*****
I felt such a sadness when I first read Joyce Rebeta Burditt's "Alcoholism isn't a spectator sport. Eventually the whole family gets to play" quote. I felt it on many levels. The havoc that addiction has played out in the families of everyone around me as the decades have passed would have been impossible to ignore. I was a spectator of how addiction played out in others' families, although it played out fairly in silence in mine. 
Addiction is everywhere. Few are untouched by it. Addicts, so anesthetized, are not keenly aware of the burdens and pain afflicted by them upon their families . All suffer, certainly not only the addict. But addiction is sometimes a silent killer. We don't talk about it enough and keeping it from the light of day worsens and protracts its deadly effects.
***** 
"Eventually the whole family gets to play" is a dark humor which forced me to confront addiction's heavy toll upon the very fabric of social construction. Families can only sweep so much under the carpet before a corpse is found there. Stigma is a corpse of sorts, a half-alive zombie, a major contributor to a future addict's death or at the very least, prolonged suffering.
For me, an almost perverse sense of humor has been a defense against the stark realities touched upon here. I'm happy to say that much has changed in my lifetime, but the change has been excruciatingly slow. There is little patience in this snake pit either.
*****
In the Morning Meditation beneath Burditt's profound quote, I say that 'Sobriety is a gift' because it was for me in this sense: I had reached a tipping point by around the second decade of daily drunkenness. Periodic binges seemed only to end by hospitalization. Waking in the hospital repeatedly was another snake pit. How did I get there? I was a blackout drinker who would continue drinking beyond the scope of memory's possibility. Presumably I would have died drinking in a blackout had my physical body not given out first. My brain wanted more alcohol than by body could survive consuming. The ultimate hamster on the ultimate wheel, destruction or death were the only alternatives (so I once thought). I would never have willfully chosen to stop drinking in these instances.Imminent death put a temporary hold on my downhill slide. Sobriety was truly a gift in these cases. 
The gift of near-death survival. Survival by luck, not by choice.  
*****
The "Recovery is earned" part of this Morning Mediation was my realization through repeated relapses that sustained sobriety would require a concerted effort by me with the help of many others. I would have to take action, make changes. Recovery is not a gift. The air around me today is such that I breathe recovery on a daily basis. Twelve plus years of daily holding onto my life with a gratitude for each day accumulated sober. Action. Recovery has become a way of life, of living, of doing. Action.
Sobriety was a gift. My recovery has been earned. Snake pit, a European legend lived and learned.

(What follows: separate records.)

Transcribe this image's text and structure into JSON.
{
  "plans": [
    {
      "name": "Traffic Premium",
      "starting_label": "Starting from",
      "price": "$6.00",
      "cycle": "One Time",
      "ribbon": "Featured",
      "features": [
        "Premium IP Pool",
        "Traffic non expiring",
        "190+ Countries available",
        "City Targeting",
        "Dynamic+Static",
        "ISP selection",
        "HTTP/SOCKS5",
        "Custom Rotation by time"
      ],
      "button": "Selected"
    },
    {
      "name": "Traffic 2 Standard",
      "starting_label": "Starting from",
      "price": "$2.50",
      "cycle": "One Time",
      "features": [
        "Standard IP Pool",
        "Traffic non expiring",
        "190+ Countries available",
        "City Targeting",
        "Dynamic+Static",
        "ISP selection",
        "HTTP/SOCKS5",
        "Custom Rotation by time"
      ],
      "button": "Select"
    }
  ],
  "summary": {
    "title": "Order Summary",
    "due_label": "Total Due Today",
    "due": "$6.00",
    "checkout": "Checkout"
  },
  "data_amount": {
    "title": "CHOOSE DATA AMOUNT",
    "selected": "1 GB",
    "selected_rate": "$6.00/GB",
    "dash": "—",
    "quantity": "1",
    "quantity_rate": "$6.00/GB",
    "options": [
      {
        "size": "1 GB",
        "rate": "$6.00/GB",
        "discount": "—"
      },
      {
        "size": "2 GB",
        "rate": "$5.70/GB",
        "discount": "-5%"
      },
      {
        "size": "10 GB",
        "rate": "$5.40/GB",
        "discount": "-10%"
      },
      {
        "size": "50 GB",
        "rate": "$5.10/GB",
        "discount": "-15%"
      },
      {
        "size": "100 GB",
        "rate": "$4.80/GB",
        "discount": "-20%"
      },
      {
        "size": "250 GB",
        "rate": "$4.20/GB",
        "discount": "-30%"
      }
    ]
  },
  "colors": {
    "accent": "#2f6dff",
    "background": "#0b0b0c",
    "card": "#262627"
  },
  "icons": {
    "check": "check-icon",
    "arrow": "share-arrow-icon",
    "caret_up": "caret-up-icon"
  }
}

*****
#Alcoholism #Addiction #Recovery
*****
This post is written by Jim Anders, the author of All Drinking Aside: 
The Destruction, Deconstruction & Reconstruction of an Alcoholic Animal
https://goo.gl/ycu5jg 

Find his recovery Tweets here: 


Explore the flavor and texture of his writing style on LinkedIn here: 

*****
*Both the Burditt quote and the Morning Meditation beneath it open the 67th Chapter of All Drinking Aside. This juxtaposition is an intentional stark contrast. Addiction is complex. It would be an injustice to think that solutions would be simple.

28 January 2017

Mystery & Greed (Humanity & Alcoholism)


"There are three mysteries in the world: the air to the bird, the water to the fish, and man to himself."
Hindu expression
"Alcoholism is the disease of greed. Its progressive desire for more is its own punishment."
All Drinking Aside
*****
Serenity and Addiction cannot coexist.
Unquenchable thirst on a sinking ship with not a drop to drink
(Yet drunk, yet drunk, yet drunk, yet drunk).
Serenity includes a keen awareness that drunkenness evades.


Delve deeply (click on the blue): goo.gl/D00vsd
Recovery Posts inside.

*****
#Alcoholism #Addiction #Recovery
*****
This post is written by Jim Anders, the author of All Drinking Aside: 
The Destruction, Deconstruction & Reconstruction of an Alcoholic Animal
https://goo.gl/ycu5jg 

Find his recovery Tweets here: 


Explore the flavor and texture of his writing style on LinkedIn here: